Fall in love with the problem you’re solving, not just the solution you have. That passion will fuel you through tough times and keep you grounded when things get crazy. Build something that truly makes a difference, and people will notice.

Focus on customer obsession; their needs become your guiding star. Be nimble, adapt to change, and don’t be afraid to pivot if needed. Finally, surround yourself with smart, supportive people who believe in your vision. It’s a demanding journey, but with these steps, you’ll be well on your way!

Julian Bruening, CEO, MLP Software Development

Adapt to GenAI and Think Exponentially

The best advice today in tech is to adjust to the rapid changes brought by GenAI, a shift that cannot be ignored. In the background, a large number of companies are suddenly replaced by the facilities of GenAI and small teams that can replicate in one day what companies were working on for months. This is a signal that you have to be agile, think outside the box, have an exponential framework, and be a first-principles thinker. 

Today’s organizations don’t require as much workforce, and the focus should be on generalists, not top-notch engineers. I would say that navigating today’s landscape requires a gritty mind, a sharp one that can easily connect dots and see the bigger picture from the future because today, as we speak, many invisible things are happening that any day can shift the landscape. With this in mind, you will find better ways to maybe connect the dots instead of just innovating one thing that can be replicated tomorrow by almost anyone.

Cristina Imre, Founder Tech Leadership Lab & Quantum Wins Consultant, Tech Leadership Lab

Trust Your Team with Their Tasks

Let your people do the jobs you hired them for. This is a much more prevalent issue in tech businesses, in my experience, than in most others. It’s hard to let go of the reins of your technology and let someone else work on it, but my take on it has always been that if you’re going to micromanage someone when they’re trying to do their job, then why did you hire them in the first place? 

There will be growing pains, and not everything will go exactly the way you want, and that’s OK. Let your experts do their jobs, guide them when necessary, and try to stop worrying about how you would do it instead.

Kate Kandefer, CEO, SEOwind
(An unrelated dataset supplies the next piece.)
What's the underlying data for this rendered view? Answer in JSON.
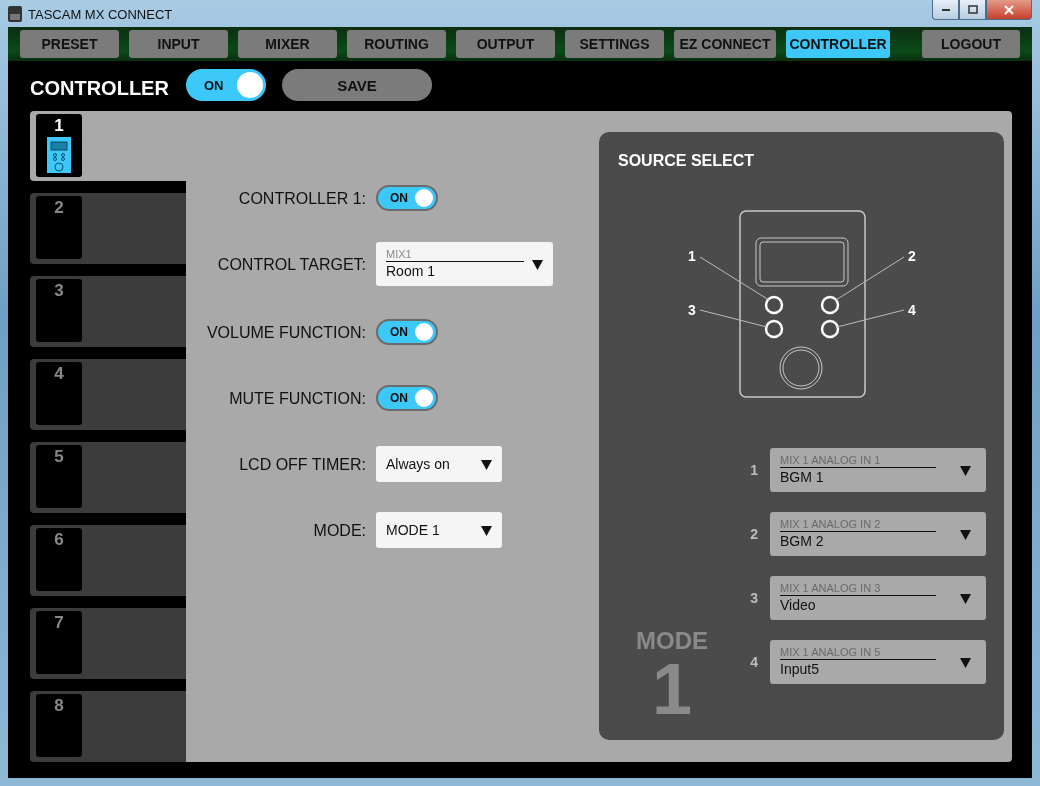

Understand All Business Aspects

Learn the other aspects of your business so that you can step in as a sales leader, an accountant, a marketer, etc., when necessary, because it absolutely will be at some point. 

I started out as a programmer before starting my own business about 12 years ago, so as you might imagine, I had quite a lot to learn about actually running a business. I knew the tech, but I hardly knew anything else and needed to upscale quickly if I wanted to make a real run at it. I spent a few months feverishly taking online courses in sales, marketing, and other topics I thought would prove helpful in my first year of operations—a tactic that paid off, as that first year also saw me bring in my first million in revenue. 

Knowing the core of your business is key, but so is knowing how every part of it operates on at least a moderately high level when you’re getting started.

Dragos Badea, CEO, Yarooms

Collect Customer Feedback Systematically

Have a system for collecting customer feedback. In order to create a tech product that provides a bullseye solution to your customers’ problems, you first need to know about their pain points, preferences, and experiences. Use these data and insights to constantly improve your product or service until it becomes just the thing that will suit your customers’ needs and wants. This is how you build a successful tech business that puts customers at the heart of your product.

Baidhurya Mani, Founder, SellCoursesOnline

Hire Quickly to Increase Urgency

As fast as you can afford it, make that first initial hire. The accountability of providing payroll will naturally increase your urgency. It will also provide valuable experience in hiring and management. At the end of the day, it’s all about the people.

When I launched Skydog Ops, I operated it solo for the first six months. It was easy to occasionally slack off when no one was relying on me and my customer list was still small. The moment I made my first hire and had daily check-ins with a direct report, my urgency and focus increased.

Corey Schwitz, CEO & Founder, Skydog Ops